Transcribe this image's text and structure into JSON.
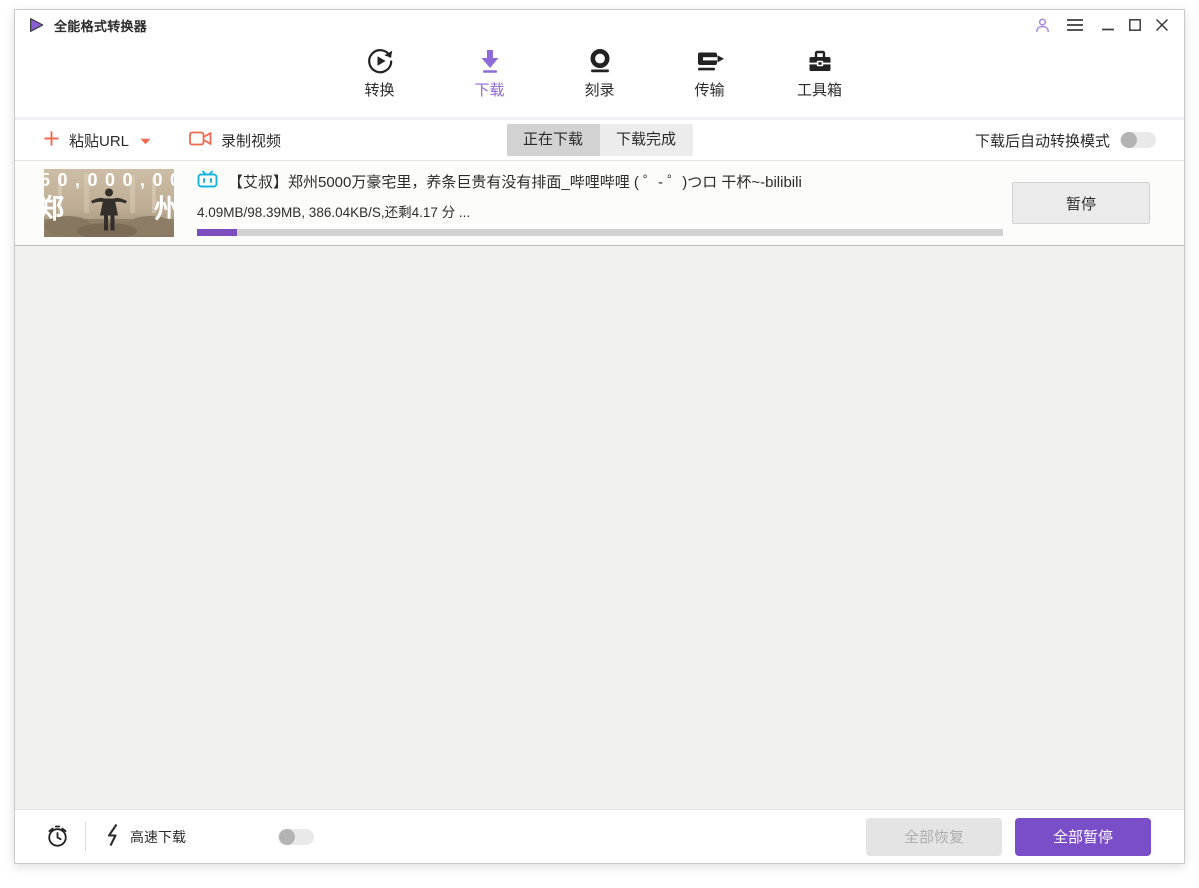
{
  "titlebar": {
    "title": "全能格式转换器"
  },
  "nav": {
    "tabs": [
      {
        "label": "转换",
        "icon": "convert-icon",
        "active": false
      },
      {
        "label": "下载",
        "icon": "download-icon",
        "active": true
      },
      {
        "label": "刻录",
        "icon": "burn-icon",
        "active": false
      },
      {
        "label": "传输",
        "icon": "transfer-icon",
        "active": false
      },
      {
        "label": "工具箱",
        "icon": "toolbox-icon",
        "active": false
      }
    ]
  },
  "toolbar": {
    "paste_url_label": "粘贴URL",
    "record_video_label": "录制视频",
    "downloading_tab": "正在下载",
    "completed_tab": "下载完成",
    "auto_convert_label": "下载后自动转换模式",
    "auto_convert_enabled": false
  },
  "download_item": {
    "source": "bilibili",
    "title": "【艾叔】郑州5000万豪宅里，养条巨贵有没有排面_哔哩哔哩 ( ゜- ゜)つロ 干杯~-bilibili",
    "progress_text": "4.09MB/98.39MB, 386.04KB/S,还剩4.17 分 ...",
    "progress_percent": 5,
    "pause_label": "暂停",
    "thumbnail": {
      "price_text": "50,000,00",
      "left_char": "郑",
      "right_char": "州"
    }
  },
  "footer": {
    "speed_label": "高速下载",
    "speed_enabled": false,
    "resume_all_label": "全部恢复",
    "pause_all_label": "全部暂停"
  },
  "colors": {
    "accent_purple": "#7b4ec9",
    "nav_active_purple": "#8f6ad8",
    "progress_fill": "#7b4dbe",
    "action_red": "#ed6a4e",
    "bilibili_blue": "#18b3dd"
  }
}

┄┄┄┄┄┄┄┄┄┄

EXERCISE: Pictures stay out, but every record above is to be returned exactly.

EXERCISE ANSWER:
Transcribe this image's text and structure into JSON.
{
  "titlebar": {
    "title": "全能格式转换器"
  },
  "nav": {
    "tabs": [
      {
        "label": "转换",
        "icon": "convert-icon",
        "active": false
      },
      {
        "label": "下载",
        "icon": "download-icon",
        "active": true
      },
      {
        "label": "刻录",
        "icon": "burn-icon",
        "active": false
      },
      {
        "label": "传输",
        "icon": "transfer-icon",
        "active": false
      },
      {
        "label": "工具箱",
        "icon": "toolbox-icon",
        "active": false
      }
    ]
  },
  "toolbar": {
    "paste_url_label": "粘贴URL",
    "record_video_label": "录制视频",
    "downloading_tab": "正在下载",
    "completed_tab": "下载完成",
    "auto_convert_label": "下载后自动转换模式",
    "auto_convert_enabled": false
  },
  "download_item": {
    "source": "bilibili",
    "title": "【艾叔】郑州5000万豪宅里，养条巨贵有没有排面_哔哩哔哩 ( ゜- ゜)つロ 干杯~-bilibili",
    "progress_text": "4.09MB/98.39MB, 386.04KB/S,还剩4.17 分 ...",
    "progress_percent": 5,
    "pause_label": "暂停",
    "thumbnail": {
      "price_text": "50,000,00",
      "left_char": "郑",
      "right_char": "州"
    }
  },
  "footer": {
    "speed_label": "高速下载",
    "speed_enabled": false,
    "resume_all_label": "全部恢复",
    "pause_all_label": "全部暂停"
  },
  "colors": {
    "accent_purple": "#7b4ec9",
    "nav_active_purple": "#8f6ad8",
    "progress_fill": "#7b4dbe",
    "action_red": "#ed6a4e",
    "bilibili_blue": "#18b3dd"
  }
}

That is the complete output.